Heavens! you are NOT hard-hearted!!! But other than that, I don't have the answers to your questions. I can only guess. Why does he let his sugar drop to 30? Laziness? Lack of self-respect? Secret desire to die? Those are the very thoughts I seem to have when my husband goes so low. Of course, those thoughts come after I panic, freak, call 911, pace, worry, have an anxiety attacki......LOL!!!

Why can't they deal with it in a quiet, non-intrusive way? Hmmm....I think that's impossible and I think I know why. When you go low, the body's needs adrenaline to increase insulin. So (probably subliminally) the diabetic has to create a situation that forces an adrenaline rush. I've often considered getting a hammer out and just smashing a couple of his fingers!!! Well, think about it - that would definitely create an adrenaline rush, get the glucose heading up again. I think they create drama, they yell, they get angry - often not really understanding it or able to control it- as an unconcious effort to increase sugar.

I've started just to allow the argument to build. The sooner he gets insulin flowing, the sooner he will come out of his low. So within reason - I will on occassion allow him to continue down that hostile path. But more often than not, I quietly tell him he doesn't have permission to yell at me, or talk to me like that.....and then I will leave and go shopping, go to a movie, do whatever it takes to get myself out of the house, away from his "mood". Like you said, we can't fix them, cure them, heal them, make them better, change them. And I have learned that there are times to just say, "I can't live with you right now" and then walk away for a few hours or even a few days.

My MIL would blame me, too.....but I have learned over the years that as his mother, she subconsciously created a dramatic moment in their lives whenever he was going into a low. My FIL is also diabetic and she is extremely skilled at creating dramatic moments exactly when he goes into a low. It is an interesting dance to watch. She has trigeminal neuralgia and will have horrible pain the moment he starts to go low.
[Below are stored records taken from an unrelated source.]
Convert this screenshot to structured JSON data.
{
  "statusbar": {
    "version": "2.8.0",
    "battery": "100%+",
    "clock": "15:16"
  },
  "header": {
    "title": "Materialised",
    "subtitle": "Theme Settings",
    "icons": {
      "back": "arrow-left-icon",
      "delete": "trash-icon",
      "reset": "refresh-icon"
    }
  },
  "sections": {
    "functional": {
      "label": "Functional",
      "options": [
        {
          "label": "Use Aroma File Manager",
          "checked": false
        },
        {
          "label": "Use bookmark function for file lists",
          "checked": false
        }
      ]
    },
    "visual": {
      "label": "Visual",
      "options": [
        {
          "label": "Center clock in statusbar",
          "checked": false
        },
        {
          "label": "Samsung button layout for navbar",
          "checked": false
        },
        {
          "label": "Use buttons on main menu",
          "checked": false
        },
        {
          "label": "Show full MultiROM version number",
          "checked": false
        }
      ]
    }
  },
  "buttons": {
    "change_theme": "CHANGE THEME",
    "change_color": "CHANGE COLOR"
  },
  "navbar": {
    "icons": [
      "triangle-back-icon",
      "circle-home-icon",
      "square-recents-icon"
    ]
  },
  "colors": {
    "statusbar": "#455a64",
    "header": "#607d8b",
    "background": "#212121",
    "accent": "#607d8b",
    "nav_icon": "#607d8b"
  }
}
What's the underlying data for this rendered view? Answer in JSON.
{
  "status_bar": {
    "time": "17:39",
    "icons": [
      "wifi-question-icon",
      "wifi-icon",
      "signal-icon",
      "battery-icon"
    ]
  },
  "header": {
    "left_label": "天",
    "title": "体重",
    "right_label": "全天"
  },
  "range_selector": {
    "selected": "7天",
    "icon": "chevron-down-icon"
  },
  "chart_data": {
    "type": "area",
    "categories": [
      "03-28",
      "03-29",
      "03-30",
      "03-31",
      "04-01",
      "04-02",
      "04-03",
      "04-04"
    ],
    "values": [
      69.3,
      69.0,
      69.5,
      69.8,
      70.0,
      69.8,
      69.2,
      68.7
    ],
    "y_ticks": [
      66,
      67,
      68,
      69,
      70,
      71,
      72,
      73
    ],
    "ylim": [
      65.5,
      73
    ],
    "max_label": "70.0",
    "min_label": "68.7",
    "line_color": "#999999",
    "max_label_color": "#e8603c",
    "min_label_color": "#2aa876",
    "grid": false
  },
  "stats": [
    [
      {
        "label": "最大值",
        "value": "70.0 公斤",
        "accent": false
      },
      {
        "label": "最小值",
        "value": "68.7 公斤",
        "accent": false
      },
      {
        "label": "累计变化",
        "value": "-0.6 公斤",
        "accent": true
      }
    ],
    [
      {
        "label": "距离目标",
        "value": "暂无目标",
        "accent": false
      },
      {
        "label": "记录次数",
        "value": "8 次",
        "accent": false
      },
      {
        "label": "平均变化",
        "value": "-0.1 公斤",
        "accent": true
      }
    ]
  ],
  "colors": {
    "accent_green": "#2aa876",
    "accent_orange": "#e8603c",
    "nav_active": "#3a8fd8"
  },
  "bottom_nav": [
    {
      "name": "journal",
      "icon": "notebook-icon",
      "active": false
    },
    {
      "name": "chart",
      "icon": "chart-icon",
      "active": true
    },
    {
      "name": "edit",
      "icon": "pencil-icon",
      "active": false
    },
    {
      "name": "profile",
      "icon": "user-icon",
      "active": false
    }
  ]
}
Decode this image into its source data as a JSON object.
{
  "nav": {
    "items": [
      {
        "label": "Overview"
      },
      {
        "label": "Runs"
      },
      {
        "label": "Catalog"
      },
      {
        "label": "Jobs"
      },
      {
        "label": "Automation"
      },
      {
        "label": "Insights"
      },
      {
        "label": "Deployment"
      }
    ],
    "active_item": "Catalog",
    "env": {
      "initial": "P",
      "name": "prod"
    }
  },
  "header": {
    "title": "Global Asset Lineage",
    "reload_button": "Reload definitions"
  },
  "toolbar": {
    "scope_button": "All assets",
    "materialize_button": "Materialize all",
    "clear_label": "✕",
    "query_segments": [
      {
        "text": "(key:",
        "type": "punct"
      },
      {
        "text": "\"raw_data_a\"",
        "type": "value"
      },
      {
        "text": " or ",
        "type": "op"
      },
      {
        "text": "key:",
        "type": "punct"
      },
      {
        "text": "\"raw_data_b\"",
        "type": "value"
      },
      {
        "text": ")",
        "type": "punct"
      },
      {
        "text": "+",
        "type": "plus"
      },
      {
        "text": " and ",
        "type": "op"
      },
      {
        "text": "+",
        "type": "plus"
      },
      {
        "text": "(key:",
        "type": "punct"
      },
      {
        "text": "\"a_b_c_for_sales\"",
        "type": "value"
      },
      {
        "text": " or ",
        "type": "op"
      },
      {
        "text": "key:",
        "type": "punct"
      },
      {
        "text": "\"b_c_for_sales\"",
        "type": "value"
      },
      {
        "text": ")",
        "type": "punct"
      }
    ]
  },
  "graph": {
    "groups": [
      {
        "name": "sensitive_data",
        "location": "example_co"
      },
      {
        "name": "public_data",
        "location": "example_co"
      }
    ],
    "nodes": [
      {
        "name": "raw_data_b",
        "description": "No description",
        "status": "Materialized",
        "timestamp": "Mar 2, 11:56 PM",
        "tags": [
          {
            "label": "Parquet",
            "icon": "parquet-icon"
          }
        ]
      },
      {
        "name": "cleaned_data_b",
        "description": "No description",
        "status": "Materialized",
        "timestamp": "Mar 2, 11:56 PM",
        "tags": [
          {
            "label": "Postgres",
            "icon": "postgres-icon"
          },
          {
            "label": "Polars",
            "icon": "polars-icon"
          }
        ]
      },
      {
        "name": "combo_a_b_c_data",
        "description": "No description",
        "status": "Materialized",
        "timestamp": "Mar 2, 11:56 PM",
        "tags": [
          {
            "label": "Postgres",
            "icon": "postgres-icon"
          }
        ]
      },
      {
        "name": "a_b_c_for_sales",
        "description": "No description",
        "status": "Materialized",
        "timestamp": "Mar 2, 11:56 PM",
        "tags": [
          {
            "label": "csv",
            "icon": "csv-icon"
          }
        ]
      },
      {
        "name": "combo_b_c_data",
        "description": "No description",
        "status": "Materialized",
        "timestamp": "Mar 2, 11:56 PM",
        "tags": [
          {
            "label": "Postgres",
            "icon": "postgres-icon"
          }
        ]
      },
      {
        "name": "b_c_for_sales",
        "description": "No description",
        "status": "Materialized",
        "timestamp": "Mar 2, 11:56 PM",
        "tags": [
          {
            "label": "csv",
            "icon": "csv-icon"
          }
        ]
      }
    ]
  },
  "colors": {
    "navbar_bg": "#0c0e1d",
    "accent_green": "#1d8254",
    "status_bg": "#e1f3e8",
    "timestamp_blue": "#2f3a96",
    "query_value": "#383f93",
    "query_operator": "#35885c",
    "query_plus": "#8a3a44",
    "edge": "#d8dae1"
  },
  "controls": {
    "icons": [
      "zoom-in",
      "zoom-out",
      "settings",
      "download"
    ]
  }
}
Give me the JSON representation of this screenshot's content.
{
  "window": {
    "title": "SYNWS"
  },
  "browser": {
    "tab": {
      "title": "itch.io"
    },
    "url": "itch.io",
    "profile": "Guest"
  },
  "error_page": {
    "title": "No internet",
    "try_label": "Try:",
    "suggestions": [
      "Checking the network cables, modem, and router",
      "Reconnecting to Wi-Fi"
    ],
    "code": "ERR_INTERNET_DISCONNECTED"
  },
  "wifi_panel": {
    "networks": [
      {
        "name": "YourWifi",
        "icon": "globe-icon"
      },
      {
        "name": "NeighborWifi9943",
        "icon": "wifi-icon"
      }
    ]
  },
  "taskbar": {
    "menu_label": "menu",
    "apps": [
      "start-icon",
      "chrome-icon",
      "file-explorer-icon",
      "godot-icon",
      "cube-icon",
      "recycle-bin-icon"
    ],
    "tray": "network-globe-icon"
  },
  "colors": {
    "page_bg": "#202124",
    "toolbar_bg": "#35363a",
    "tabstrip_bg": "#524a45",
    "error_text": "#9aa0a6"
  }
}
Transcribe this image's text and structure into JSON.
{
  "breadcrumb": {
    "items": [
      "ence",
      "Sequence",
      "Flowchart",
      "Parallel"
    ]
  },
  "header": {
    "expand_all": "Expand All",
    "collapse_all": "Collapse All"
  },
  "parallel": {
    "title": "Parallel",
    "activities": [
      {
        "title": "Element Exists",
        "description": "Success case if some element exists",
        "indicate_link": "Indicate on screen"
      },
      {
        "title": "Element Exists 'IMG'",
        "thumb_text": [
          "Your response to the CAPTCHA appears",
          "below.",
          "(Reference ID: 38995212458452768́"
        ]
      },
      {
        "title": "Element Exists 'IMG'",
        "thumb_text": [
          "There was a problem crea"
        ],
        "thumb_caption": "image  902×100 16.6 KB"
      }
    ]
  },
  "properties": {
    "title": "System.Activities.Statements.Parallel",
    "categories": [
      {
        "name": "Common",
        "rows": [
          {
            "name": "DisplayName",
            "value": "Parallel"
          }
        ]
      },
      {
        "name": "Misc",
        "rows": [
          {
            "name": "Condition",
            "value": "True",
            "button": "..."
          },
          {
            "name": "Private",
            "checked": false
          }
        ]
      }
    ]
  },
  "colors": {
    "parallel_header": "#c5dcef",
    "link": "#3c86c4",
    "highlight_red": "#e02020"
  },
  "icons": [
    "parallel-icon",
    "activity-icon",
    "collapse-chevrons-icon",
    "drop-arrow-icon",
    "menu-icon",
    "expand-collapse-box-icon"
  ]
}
He panics, determined to help ease her pain and you can almost see him go from a low back to a normal within about an hour......which is precisely the lengty of one of her attacks. When he is gone, she will go a full day without an attack. I'm not even sure she is conscious of the "dance" they do!

While I refuse to become such a drama queen - I've definitely considered using that tactic if I need to!

While there is an element of comfort in knowing that I am not alone in this heart goes out to each one of you because I truly know and understand what you are going through. Do not allow him to take an ounce away from your self esteem! This is his disease - not yours!